I feel like I’ve “cheated” on this entry, only because I’ve looked over other people’s thoughts/ideas already, and so have lots of samples of where people are at, their goals, etc. Next week I’ll try to go first!
Anyway, my main goal and interest relate mostly to “textual” elements, in terms of thinking about and exploring how a text goes from 14-century handwritten manuscript (with no spaces between words, for e.g., and letters/words that are unrecognizable to modern readers) to an on-line HTML document. That’s why I like the idea of transcribing/annotating, as we had discussed in class, although like everyone else, I’m curious to try some basic programming just in order to get a bit of practice.
Now that we’ve been through a few classes, and due to other online databases I’ve worked with recently, I realize that the project isn’t as daunting as I worried at first.

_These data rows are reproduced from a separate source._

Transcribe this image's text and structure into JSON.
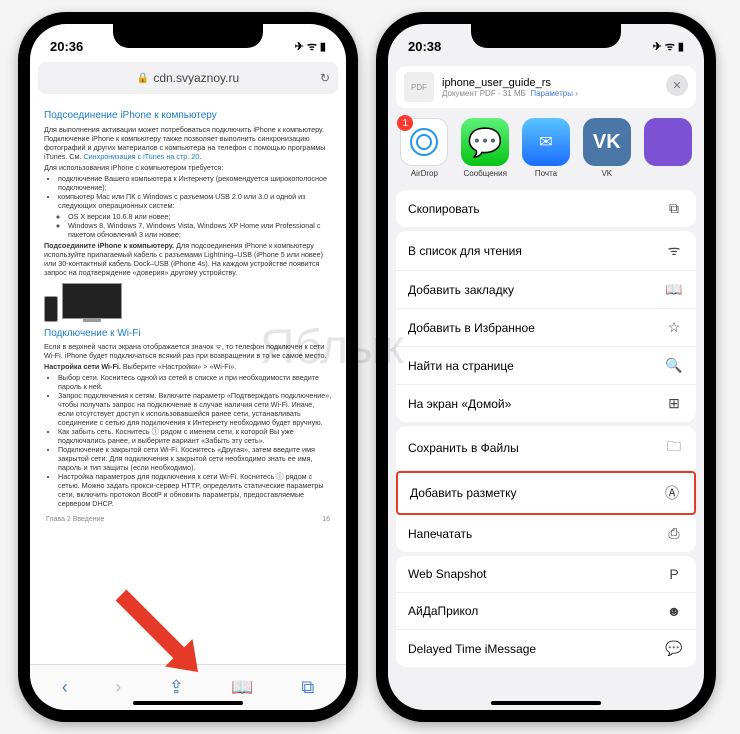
{
  "watermark": "Яблык",
  "left": {
    "time": "20:36",
    "url": "cdn.svyaznoy.ru",
    "section1_title": "Подсоединение iPhone к компьютеру",
    "section1_p1": "Для выполнения активации может потребоваться подключить iPhone к компьютеру. Подключение iPhone к компьютеру также позволяет выполнить синхронизацию фотографий и других материалов с компьютера на телефон с помощью программы iTunes. См.",
    "section1_link": "Синхронизация с iTunes на стр. 20",
    "section1_p2": "Для использования iPhone с компьютером требуется:",
    "section1_b1": "подключение Вашего компьютера к Интернету (рекомендуется широкополосное подключение);",
    "section1_b2": "компьютер Mac или ПК с Windows с разъемом USB 2.0 или 3.0 и одной из следующих операционных систем:",
    "section1_b2a": "OS X версии 10.6.8 или новее;",
    "section1_b2b": "Windows 8, Windows 7, Windows Vista, Windows XP Home или Professional с пакетом обновлений 3 или новее;",
    "section1_p3_title": "Подсоедините iPhone к компьютеру.",
    "section1_p3": " Для подсоединения iPhone к компьютеру используйте прилагаемый кабель с разъемами Lightning–USB (iPhone 5 или новее) или 30-контактный кабель Dock–USB (iPhone 4s). На каждом устройстве появится запрос на подтверждение «доверия» другому устройству.",
    "section2_title": "Подключение к Wi-Fi",
    "section2_p1": "Если в верхней части экрана отображается значок ᯤ, то телефон подключен к сети Wi-Fi. iPhone будет подключаться всякий раз при возвращении в то же самое место.",
    "section2_p2_title": "Настройка сети Wi-Fi.",
    "section2_p2": " Выберите «Настройки» > «Wi-Fi».",
    "section2_b1": "Выбор сети. Коснитесь одной из сетей в списке и при необходимости введите пароль к ней.",
    "section2_b2": "Запрос подключения к сетям. Включите параметр «Подтверждать подключение», чтобы получать запрос на подключение в случае наличия сети Wi-Fi. Иначе, если отсутствует доступ к использовавшейся ранее сети, устанавливать соединение с сетью для подключения к Интернету необходимо будет вручную.",
    "section2_b3": "Как забыть сеть. Коснитесь ⓘ рядом с именем сети, к которой Вы уже подключались ранее, и выберите вариант «Забыть эту сеть».",
    "section2_b4": "Подключение к закрытой сети Wi-Fi. Коснитесь «Другая», затем введите имя закрытой сети. Для подключения к закрытой сети необходимо знать ее имя, пароль и тип защиты (если необходимо).",
    "section2_b5": "Настройка параметров для подключения к сети Wi-Fi. Коснитесь ⓘ рядом с сетью. Можно задать прокси-сервер HTTP, определить статические параметры сети, включить протокол BootP и обновить параметры, предоставляемые сервером DHCP.",
    "footer_left": "Глава 2    Введение",
    "footer_right": "16"
  },
  "right": {
    "time": "20:38",
    "doc_title": "iphone_user_guide_rs",
    "doc_sub": "Документ PDF · 31 МБ",
    "doc_opt": "Параметры",
    "apps": {
      "airdrop": "AirDrop",
      "airdrop_badge": "1",
      "messages": "Сообщения",
      "mail": "Почта",
      "vk": "VK"
    },
    "actions": [
      {
        "label": "Скопировать",
        "icon": "⧉"
      },
      {
        "label": "В список для чтения",
        "icon": "ᯤ"
      },
      {
        "label": "Добавить закладку",
        "icon": "📖"
      },
      {
        "label": "Добавить в Избранное",
        "icon": "☆"
      },
      {
        "label": "Найти на странице",
        "icon": "🔍"
      },
      {
        "label": "На экран «Домой»",
        "icon": "⊞"
      },
      {
        "label": "Сохранить в Файлы",
        "icon": "🗀"
      },
      {
        "label": "Добавить разметку",
        "icon": "Ⓐ"
      },
      {
        "label": "Напечатать",
        "icon": "⎙"
      },
      {
        "label": "Web Snapshot",
        "icon": "P"
      },
      {
        "label": "АйДаПрикол",
        "icon": "☻"
      },
      {
        "label": "Delayed Time iMessage",
        "icon": "💬"
      }
    ]
  }
}
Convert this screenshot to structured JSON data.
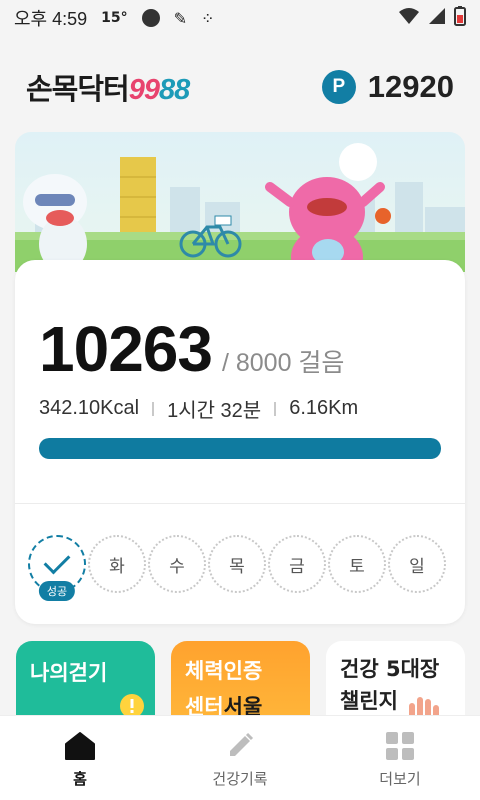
{
  "status_bar": {
    "time": "오후 4:59",
    "temperature": "15°",
    "icons": [
      "circle-icon",
      "glide-icon",
      "grid-dots-icon",
      "wifi-icon",
      "signal-icon",
      "battery-icon"
    ]
  },
  "header": {
    "logo_korean": "손목닥터",
    "logo_num1": "99",
    "logo_num2": "88",
    "points_icon_label": "P",
    "points_value": "12920"
  },
  "steps_card": {
    "steps": "10263",
    "goal": "/ 8000 걸음",
    "goal_progress": 1.0,
    "calories": "342.10Kcal",
    "duration": "1시간 32분",
    "distance": "6.16Km"
  },
  "week": {
    "done_badge": "성공",
    "days": [
      "화",
      "수",
      "목",
      "금",
      "토",
      "일"
    ]
  },
  "tiles": {
    "my_walk": "나의걷기",
    "fitness_line1": "체력인증",
    "fitness_line2a": "센터",
    "fitness_line2b": "서울",
    "challenge_line1": "건강 5대장",
    "challenge_line2": "챌린지"
  },
  "bottom_nav": [
    {
      "label": "홈",
      "icon": "home-icon"
    },
    {
      "label": "건강기록",
      "icon": "pencil-icon"
    },
    {
      "label": "더보기",
      "icon": "grid-icon"
    }
  ],
  "colors": {
    "accent": "#127ea4",
    "progress": "#0f7ba0",
    "tile_green": "#1fbc9a",
    "tile_orange": "#ffa22e",
    "logo_pink": "#e8436e",
    "logo_teal": "#1d9bb8"
  }
}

Some of the other work I’ve done this past year (the Media Poetics class, as well as Victorian literature) had me working in online databases, as well as asking questions about how they are constructed, to what end, whether academically or ideologically. In that regard, our medieval class last semester explored nationalism in Beowulf scholarship, how academic–and purportedly objective–exercises like literary criticism and the creation of databases, have an underlying ideological basis. So in filling the transcribing/annotating role, and sharing it with others, I hope to explore the question of choices– the long series of editorial choices that produce a finished document, and what those choices might reveal about the editor and his/her process.